- Define the stakeholder: Many times, there is misalignment between the person who sets the goal and the one who judges the outcome. Who ultimately decides if the project was a success?
- Make sure you have relevant data: Your data must be relevant to the KPIs or KRIs you defined. If you do not have access to relevant, high-quality data, the project is doomed before it begins.
- Check your data: Is there a chance your training set has been “polluted” by data leakage? Data leakages create wrongful generalizations and inferences that have an impact on AI models.
- Assess if the model is generalizable: Can your model be used with real-world data? Many techniques exist for cross-validation and measuring uncertainty, but high-level expertise and in-depth knowledge are essential in order to select the right techniques.
- Hire the best: Good data scientists are in high demand, and recruiting isn’t easy. In addition, many prefer not to be tied down to a single company; they would rather be in an environment where they have a diverse range of projects, learn from the best, and develop professionally.
- Work with a team: Different issues require different kinds of expertise. No single data scientist knows everything, and effective implementation requires teamwork.
- Prepare for production from Day 1: Maintain best practices throughout the research phase – to avoid a setback when you’re ready to move to production. Develop production-grade code and work with an integrated team of data scientists, ML engineers, software engineers, and DevOps.
- Monitor performance over time: Monitor the algorithms in the production environment and adapt AI models as necessary, so performance doesn’t degrade over time.
Careful Development & Implementation Gives You the Results You Need
Mitigating and solving challenges related to project development & implementation requires working with an experienced data science R&D team that can assist with both research and production.
At DSG, we’re here to help you avoid costly mistakes – saving you time and resources while maximizing your success in the data science journey. To learn more, contact us.
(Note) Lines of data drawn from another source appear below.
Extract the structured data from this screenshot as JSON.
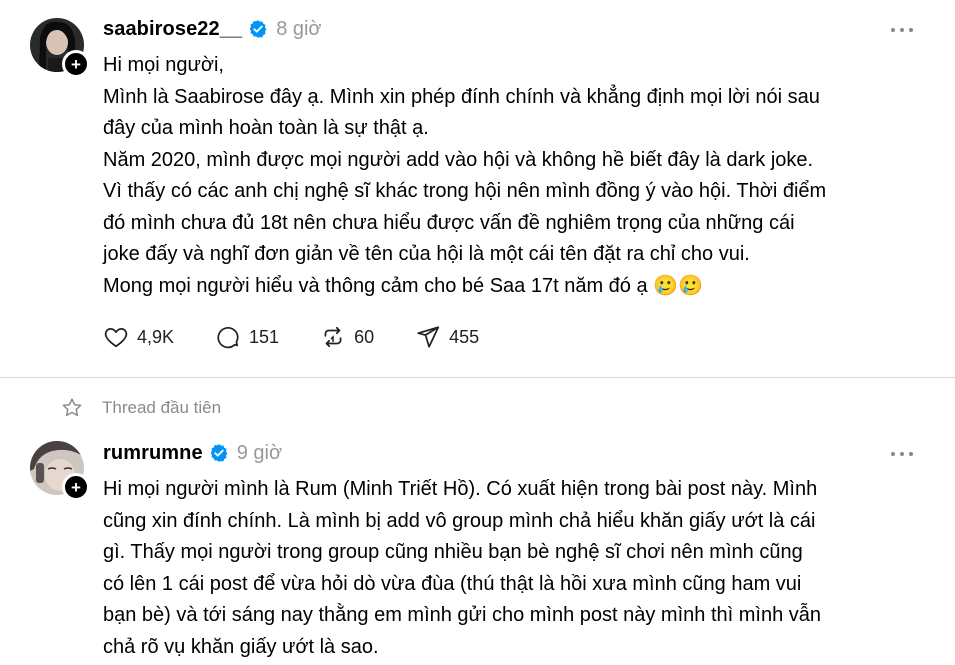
{
  "posts": [
    {
      "username": "saabirose22__",
      "time": "8 giờ",
      "lines": [
        "Hi mọi người,",
        "Mình là Saabirose đây ạ. Mình xin phép đính chính và khẳng định mọi lời nói sau",
        "đây của mình hoàn toàn là sự thật ạ.",
        "Năm 2020, mình được mọi người add vào hội và không hề biết đây là dark joke.",
        "Vì thấy có các anh chị nghệ sĩ khác trong hội nên mình đồng ý vào hội. Thời điểm",
        "đó mình chưa đủ 18t nên chưa hiểu được vấn đề nghiêm trọng của những cái",
        "joke đấy và nghĩ đơn giản về tên của hội là một cái tên đặt ra chỉ cho vui.",
        "Mong mọi người hiểu và thông cảm cho bé Saa 17t năm đó ạ 🥲🥲"
      ],
      "likes": "4,9K",
      "comments": "151",
      "reposts": "60",
      "shares": "455"
    },
    {
      "username": "rumrumne",
      "time": "9 giờ",
      "lines": [
        "Hi mọi người mình là Rum (Minh Triết Hồ). Có xuất hiện trong bài post này. Mình",
        "cũng xin đính chính. Là mình bị add vô group mình chả hiểu khăn giấy ướt là cái",
        "gì. Thấy mọi người trong group cũng nhiều bạn bè nghệ sĩ chơi nên mình cũng",
        "có lên 1 cái post để vừa hỏi dò vừa đùa (thú thật là hồi xưa mình cũng ham vui",
        "bạn bè) và tới sáng nay thằng em mình gửi cho mình post này mình thì mình vẫn",
        "chả rõ vụ khăn giấy ướt là sao."
      ]
    }
  ],
  "thread_label": "Thread đầu tiên",
  "follow_symbol": "+",
  "colors": {
    "verified": "#0095f6",
    "muted": "#999999",
    "divider": "#d9d9d9"
  },
  "icons": [
    "heart-icon",
    "comment-icon",
    "repost-icon",
    "share-icon",
    "star-icon",
    "verified-badge-icon",
    "more-icon"
  ]
}
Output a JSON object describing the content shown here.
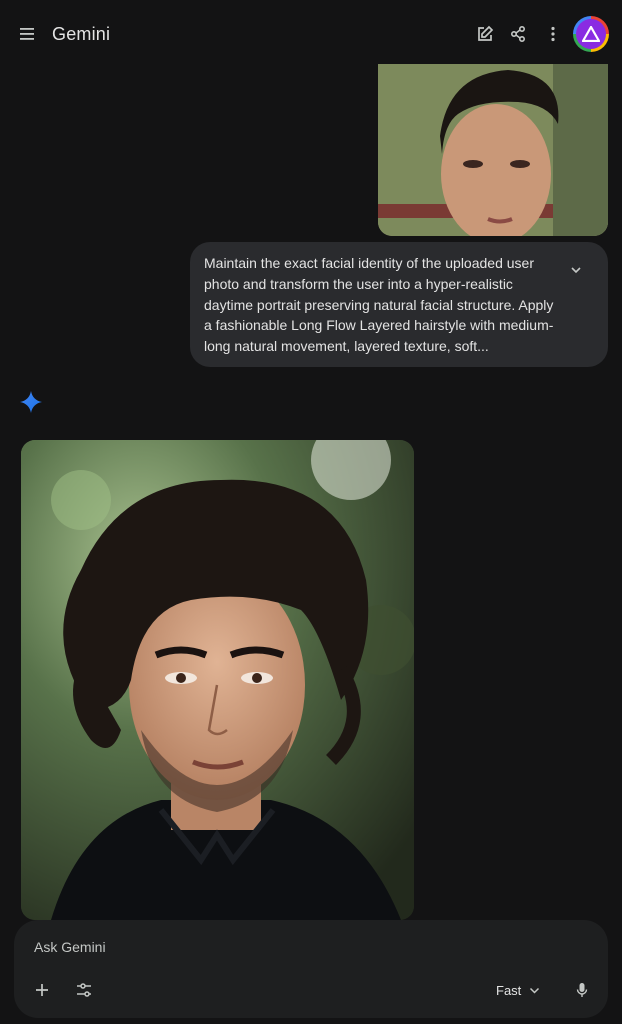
{
  "header": {
    "title": "Gemini",
    "icons": {
      "menu": "menu-icon",
      "edit": "edit-icon",
      "share": "share-icon",
      "more": "more-vert-icon",
      "avatar": "avatar-icon"
    }
  },
  "conversation": {
    "user_message": {
      "image": "uploaded-user-photo",
      "prompt": "Maintain the exact facial identity of the uploaded user photo and transform the user into a hyper-realistic daytime portrait preserving natural facial structure. Apply a fashionable Long Flow Layered hairstyle with medium-long natural movement, layered texture, soft..."
    },
    "response": {
      "icon": "gemini-spark-icon",
      "image": "generated-portrait"
    }
  },
  "composer": {
    "placeholder": "Ask Gemini",
    "model_label": "Fast",
    "icons": {
      "add": "plus-icon",
      "tools": "tune-icon",
      "dropdown": "chevron-down-icon",
      "mic": "mic-icon"
    }
  },
  "colors": {
    "background": "#131314",
    "bubble": "#2a2b2e",
    "panel": "#1e1f20",
    "accent_blue": "#4285f4"
  }
}
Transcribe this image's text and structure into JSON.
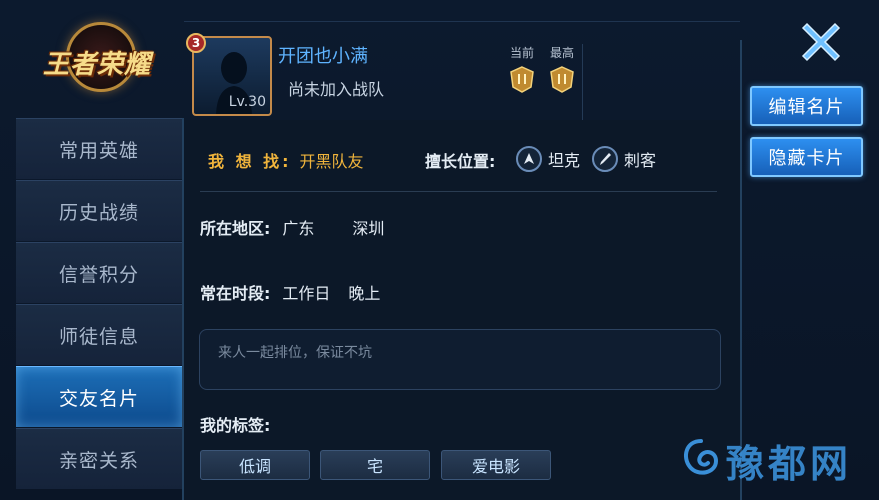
{
  "logo": {
    "text": "王者荣耀"
  },
  "sidebar": {
    "items": [
      {
        "label": "常用英雄",
        "active": false
      },
      {
        "label": "历史战绩",
        "active": false
      },
      {
        "label": "信誉积分",
        "active": false
      },
      {
        "label": "师徒信息",
        "active": false
      },
      {
        "label": "交友名片",
        "active": true
      },
      {
        "label": "亲密关系",
        "active": false
      }
    ]
  },
  "profile": {
    "badge": "3",
    "level": "Lv.30",
    "name": "开团也小满",
    "team_status": "尚未加入战队",
    "rank": {
      "current_label": "当前",
      "best_label": "最高"
    }
  },
  "card": {
    "find_label": "我 想 找:",
    "find_value": "开黑队友",
    "position_label": "擅长位置:",
    "positions": [
      {
        "name": "坦克",
        "icon": "tank-icon"
      },
      {
        "name": "刺客",
        "icon": "assassin-icon"
      }
    ],
    "region_label": "所在地区:",
    "region_province": "广东",
    "region_city": "深圳",
    "time_label": "常在时段:",
    "time_days": "工作日",
    "time_period": "晚上",
    "motto": "来人一起排位，保证不坑",
    "tags_label": "我的标签:",
    "tags": [
      "低调",
      "宅",
      "爱电影"
    ]
  },
  "actions": {
    "edit": "编辑名片",
    "hide": "隐藏卡片",
    "close_icon": "close-icon"
  },
  "watermark": {
    "text": "豫都网"
  },
  "colors": {
    "accent": "#2d8ff0",
    "name": "#5fb4ff",
    "highlight": "#f0b43c",
    "background": "#0a1628"
  }
}
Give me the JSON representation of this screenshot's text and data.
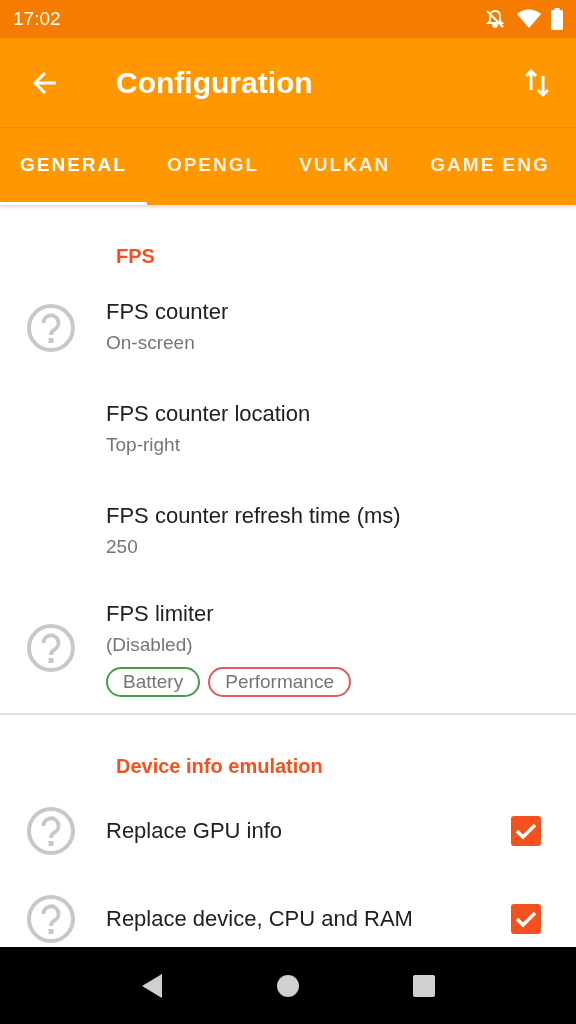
{
  "status_bar": {
    "time": "17:02"
  },
  "app_bar": {
    "title": "Configuration"
  },
  "tabs": [
    {
      "label": "GENERAL",
      "selected": true
    },
    {
      "label": "OPENGL",
      "selected": false
    },
    {
      "label": "VULKAN",
      "selected": false
    },
    {
      "label": "GAME ENG",
      "selected": false
    }
  ],
  "sections": [
    {
      "header": "FPS",
      "items": [
        {
          "title": "FPS counter",
          "summary": "On-screen",
          "help": true
        },
        {
          "title": "FPS counter location",
          "summary": "Top-right",
          "help": false
        },
        {
          "title": "FPS counter refresh time (ms)",
          "summary": "250",
          "help": false
        },
        {
          "title": "FPS limiter",
          "summary": "(Disabled)",
          "help": true,
          "tags": [
            {
              "label": "Battery",
              "color": "#43a047"
            },
            {
              "label": "Performance",
              "color": "#e05a5a"
            }
          ]
        }
      ]
    },
    {
      "header": "Device info emulation",
      "items": [
        {
          "title": "Replace GPU info",
          "help": true,
          "checked": true
        },
        {
          "title": "Replace device, CPU and RAM",
          "help": true,
          "checked": true
        }
      ]
    }
  ]
}
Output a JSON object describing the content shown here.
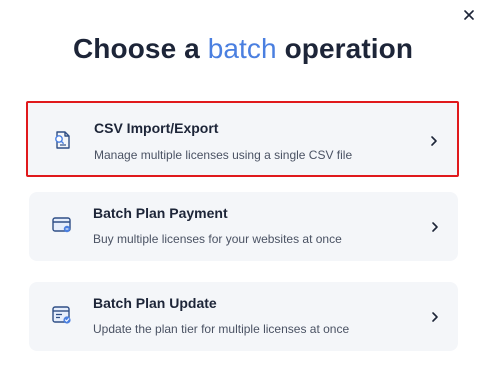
{
  "dialog": {
    "title_part1": "Choose a ",
    "title_accent": "batch",
    "title_part2": " operation",
    "close_icon": "close-icon",
    "accent_color": "#4a7fe0",
    "highlight_color": "#e0191c"
  },
  "options": [
    {
      "icon": "csv-file-icon",
      "title": "CSV Import/Export",
      "description": "Manage multiple licenses using a single CSV file",
      "selected": true
    },
    {
      "icon": "card-payment-icon",
      "title": "Batch Plan Payment",
      "description": "Buy multiple licenses for your websites at once",
      "selected": false
    },
    {
      "icon": "plan-update-icon",
      "title": "Batch Plan Update",
      "description": "Update the plan tier for multiple licenses at once",
      "selected": false
    }
  ]
}
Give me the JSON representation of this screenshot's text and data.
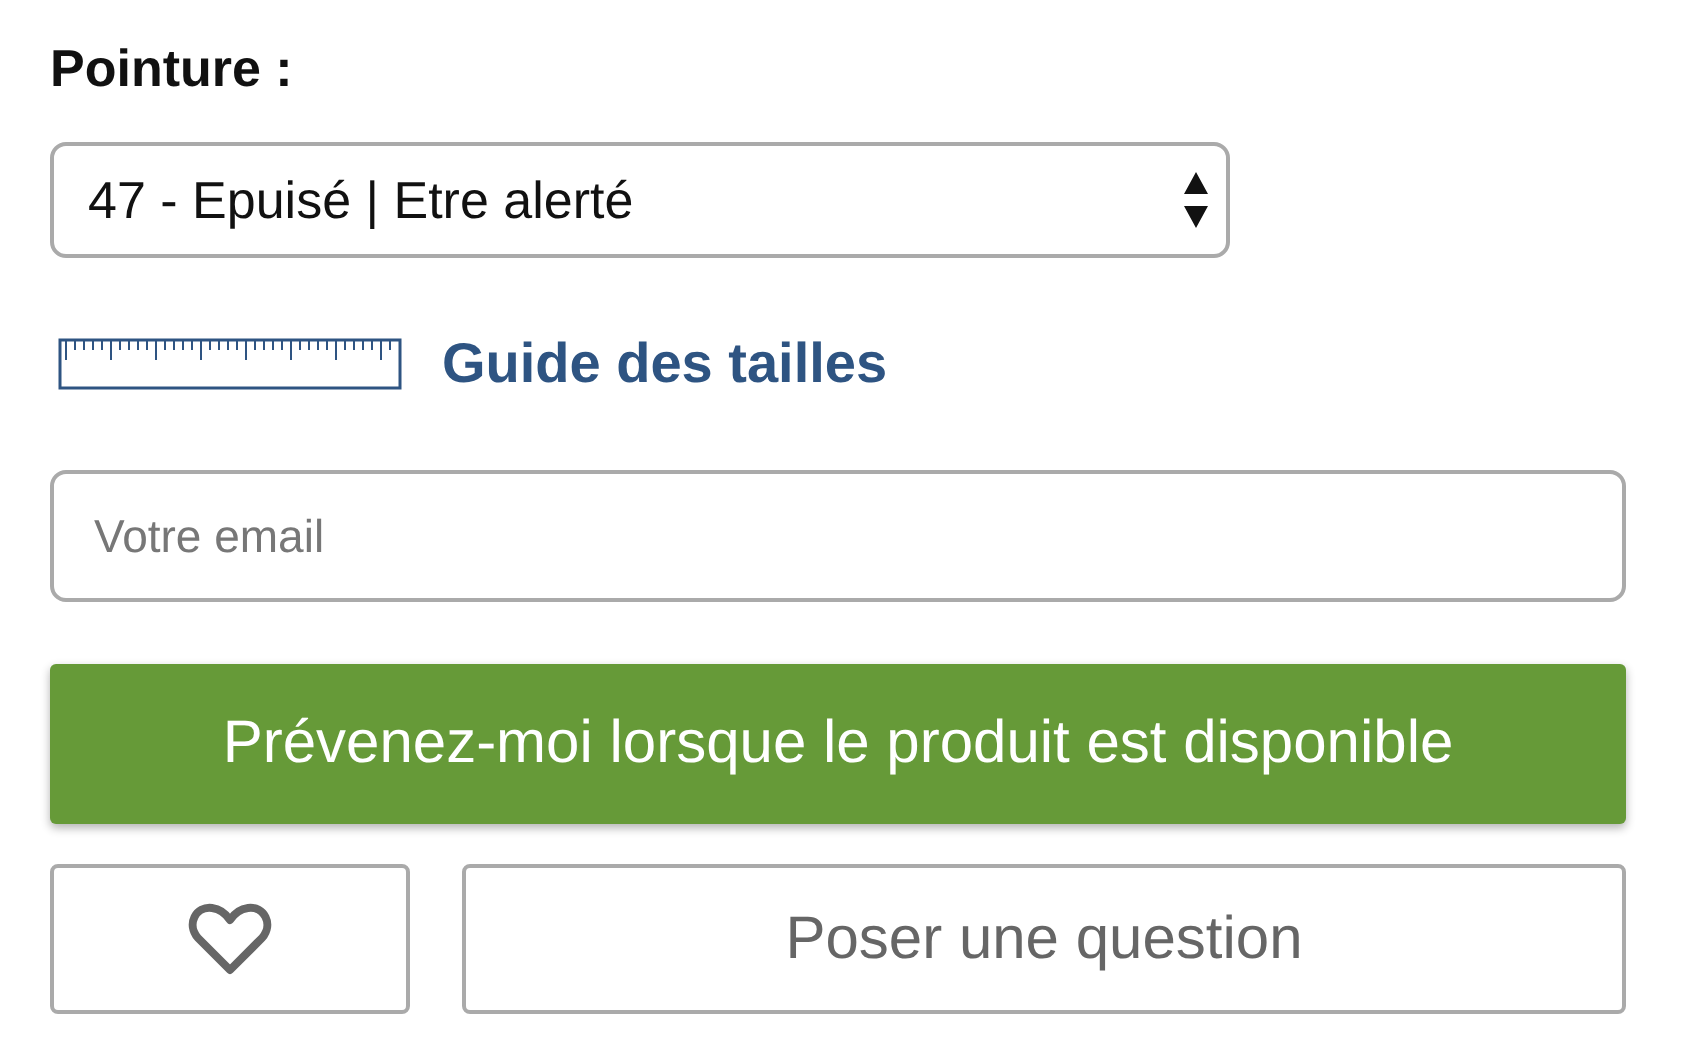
{
  "size_label": "Pointure :",
  "size_select": {
    "value": "47 - Epuisé | Etre alerté"
  },
  "size_guide_link": "Guide des tailles",
  "email_field": {
    "placeholder": "Votre email"
  },
  "notify_button": "Prévenez-moi lorsque le produit est disponible",
  "ask_button": "Poser une question"
}
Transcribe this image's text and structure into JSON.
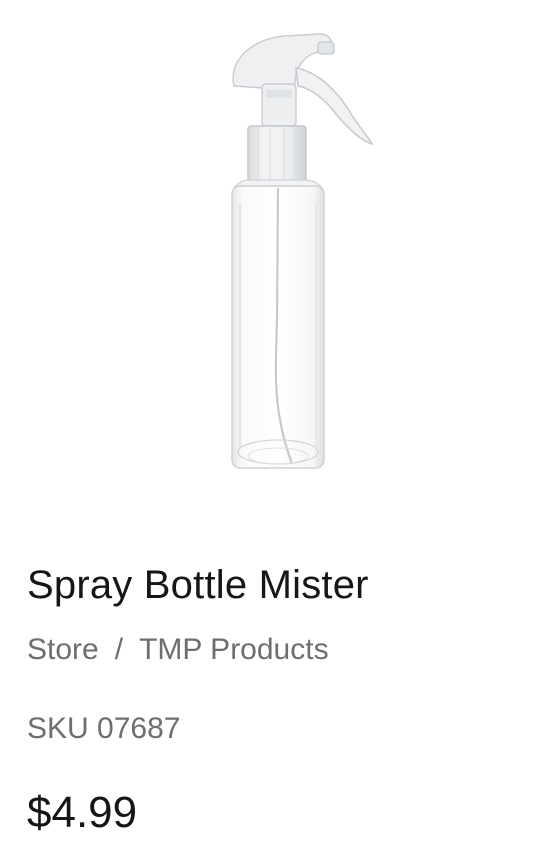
{
  "product": {
    "title": "Spray Bottle Mister",
    "sku_label": "SKU",
    "sku": "07687",
    "price": "$4.99",
    "image_icon": "spray-bottle-image"
  },
  "breadcrumb": {
    "items": [
      "Store",
      "TMP Products"
    ],
    "separator": "/"
  }
}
This is the first part in a series of posts about why data science projects fail. To receive the next post to your Inbox register here.